[Items from an interface collection]
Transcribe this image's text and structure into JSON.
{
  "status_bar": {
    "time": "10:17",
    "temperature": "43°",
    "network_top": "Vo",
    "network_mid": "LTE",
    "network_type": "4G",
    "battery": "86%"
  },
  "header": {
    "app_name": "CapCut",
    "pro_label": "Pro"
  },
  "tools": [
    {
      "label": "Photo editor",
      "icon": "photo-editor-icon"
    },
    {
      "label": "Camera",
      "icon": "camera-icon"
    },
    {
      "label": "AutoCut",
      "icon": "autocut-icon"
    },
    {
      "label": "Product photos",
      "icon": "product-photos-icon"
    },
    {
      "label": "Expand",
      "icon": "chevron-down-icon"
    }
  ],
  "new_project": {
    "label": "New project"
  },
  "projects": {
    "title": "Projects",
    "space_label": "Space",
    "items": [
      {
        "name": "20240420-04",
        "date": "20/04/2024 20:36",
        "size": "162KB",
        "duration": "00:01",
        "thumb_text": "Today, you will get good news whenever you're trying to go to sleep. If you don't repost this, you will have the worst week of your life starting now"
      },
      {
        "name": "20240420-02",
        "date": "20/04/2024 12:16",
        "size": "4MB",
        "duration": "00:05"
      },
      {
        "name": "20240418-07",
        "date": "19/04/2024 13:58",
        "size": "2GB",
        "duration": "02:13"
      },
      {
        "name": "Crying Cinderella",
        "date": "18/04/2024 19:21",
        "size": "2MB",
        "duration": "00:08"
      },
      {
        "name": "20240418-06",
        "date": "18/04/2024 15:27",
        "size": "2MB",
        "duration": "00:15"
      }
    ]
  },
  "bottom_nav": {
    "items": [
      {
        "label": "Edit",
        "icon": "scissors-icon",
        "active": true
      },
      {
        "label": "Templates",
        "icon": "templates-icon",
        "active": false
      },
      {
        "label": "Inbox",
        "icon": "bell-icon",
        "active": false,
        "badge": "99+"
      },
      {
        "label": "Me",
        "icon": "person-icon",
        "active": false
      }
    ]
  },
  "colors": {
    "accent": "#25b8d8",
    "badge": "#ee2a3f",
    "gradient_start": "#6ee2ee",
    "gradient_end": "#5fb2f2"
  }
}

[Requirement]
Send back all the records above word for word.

[Problem solution]
Transcribe this image's text and structure into JSON.
{
  "status_bar": {
    "time": "10:17",
    "temperature": "43°",
    "network_top": "Vo",
    "network_mid": "LTE",
    "network_type": "4G",
    "battery": "86%"
  },
  "header": {
    "app_name": "CapCut",
    "pro_label": "Pro"
  },
  "tools": [
    {
      "label": "Photo editor",
      "icon": "photo-editor-icon"
    },
    {
      "label": "Camera",
      "icon": "camera-icon"
    },
    {
      "label": "AutoCut",
      "icon": "autocut-icon"
    },
    {
      "label": "Product photos",
      "icon": "product-photos-icon"
    },
    {
      "label": "Expand",
      "icon": "chevron-down-icon"
    }
  ],
  "new_project": {
    "label": "New project"
  },
  "projects": {
    "title": "Projects",
    "space_label": "Space",
    "items": [
      {
        "name": "20240420-04",
        "date": "20/04/2024 20:36",
        "size": "162KB",
        "duration": "00:01",
        "thumb_text": "Today, you will get good news whenever you're trying to go to sleep. If you don't repost this, you will have the worst week of your life starting now"
      },
      {
        "name": "20240420-02",
        "date": "20/04/2024 12:16",
        "size": "4MB",
        "duration": "00:05"
      },
      {
        "name": "20240418-07",
        "date": "19/04/2024 13:58",
        "size": "2GB",
        "duration": "02:13"
      },
      {
        "name": "Crying Cinderella",
        "date": "18/04/2024 19:21",
        "size": "2MB",
        "duration": "00:08"
      },
      {
        "name": "20240418-06",
        "date": "18/04/2024 15:27",
        "size": "2MB",
        "duration": "00:15"
      }
    ]
  },
  "bottom_nav": {
    "items": [
      {
        "label": "Edit",
        "icon": "scissors-icon",
        "active": true
      },
      {
        "label": "Templates",
        "icon": "templates-icon",
        "active": false
      },
      {
        "label": "Inbox",
        "icon": "bell-icon",
        "active": false,
        "badge": "99+"
      },
      {
        "label": "Me",
        "icon": "person-icon",
        "active": false
      }
    ]
  },
  "colors": {
    "accent": "#25b8d8",
    "badge": "#ee2a3f",
    "gradient_start": "#6ee2ee",
    "gradient_end": "#5fb2f2"
  }
}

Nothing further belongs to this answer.